Southwest, however, held a reception Wednesday night at the graceful, upscale Thang Long (Dragon) Gallery in the chaotic Old Quarter. A crowd munching on watermelon and French pastries heard an art historian and critic, Bui Nhu Huong, describe how Vietnamese modern art is so diversified that just about anything goes, be it decorative, landscape or something more contemporary.
Amid Buddhas, seductive nudes and Cubist sculpture, Tan (who is turning out to be a composer of a many intriguing sides and who is ready for major international recognition) led an inspired improvisation with four Southwest players. Tan’s instruments this time were three Vietnamese wooden flutes, and he began by playing slow, meditative tones. Violinist Shalini Vijayan, cellist Peter Jacobson, bassist Tom Peters and percussionist Lynn Vartan provided soulfully appropriate responses, until Jacobson had had enough and jazzed things up. A rhythmic dance came out of nowhere and rocked the gallery.

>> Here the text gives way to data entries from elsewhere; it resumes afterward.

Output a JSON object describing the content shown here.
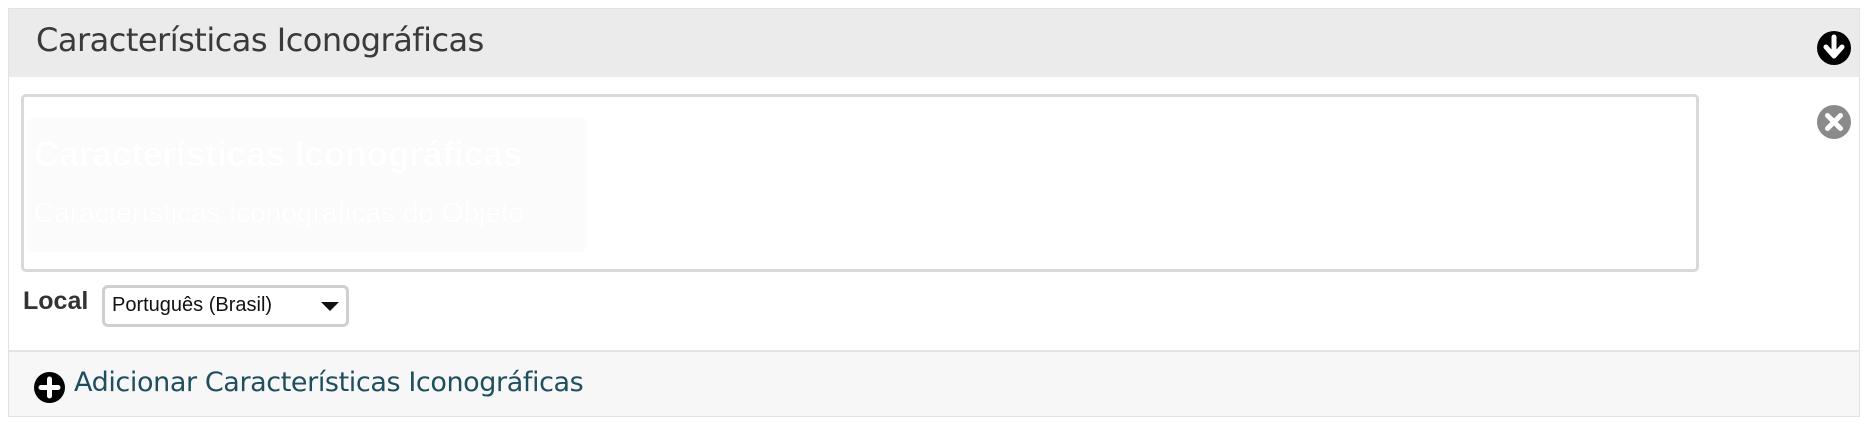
{
  "section": {
    "title": "Características Iconográficas",
    "collapse_icon": "arrow-down-circle-icon"
  },
  "editor": {
    "ghost_title": "Características Iconográficas",
    "ghost_subtitle": "Características Iconográficas do Objeto",
    "remove_icon": "close-circle-icon"
  },
  "locale": {
    "label": "Local",
    "selected": "Português (Brasil)"
  },
  "footer": {
    "add_label": "Adicionar Características Iconográficas",
    "add_icon": "plus-circle-icon"
  },
  "colors": {
    "header_bg": "#ebebeb",
    "panel_bg": "#f7f7f7",
    "link": "#1f4e5f",
    "remove_icon": "#8a8a8a"
  }
}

But nothing could quite match another kind of happening the previous night. America’s ambassador to Vietnam, Michael W. Michalak, invited the American and Vietnamese players and composers to his handsome residence, which is decorated with Asian art and paintings by Christopher Cousins, a Californian. And there Vartan performed Cage’s “Child of Tree.” Written for plant material, the score thrives on local vegetation, and Vartan managed to come up an indigenous cactus, which she amplified and on which she went to town.
The ambassador seemed to think this was one of the coolest things he had ever heard. Perhaps he was just being a good sport. But if Southwest really did win over an American politician with “Child of Tree,” then I have little doubt the Vietnamese resistance will have met its match.
-- Mark Swed
above from: http://latimesblogs.latimes.com/culturemonster/2010/03/southwest-chamber-musics-further-adventures-in-hanoi-.html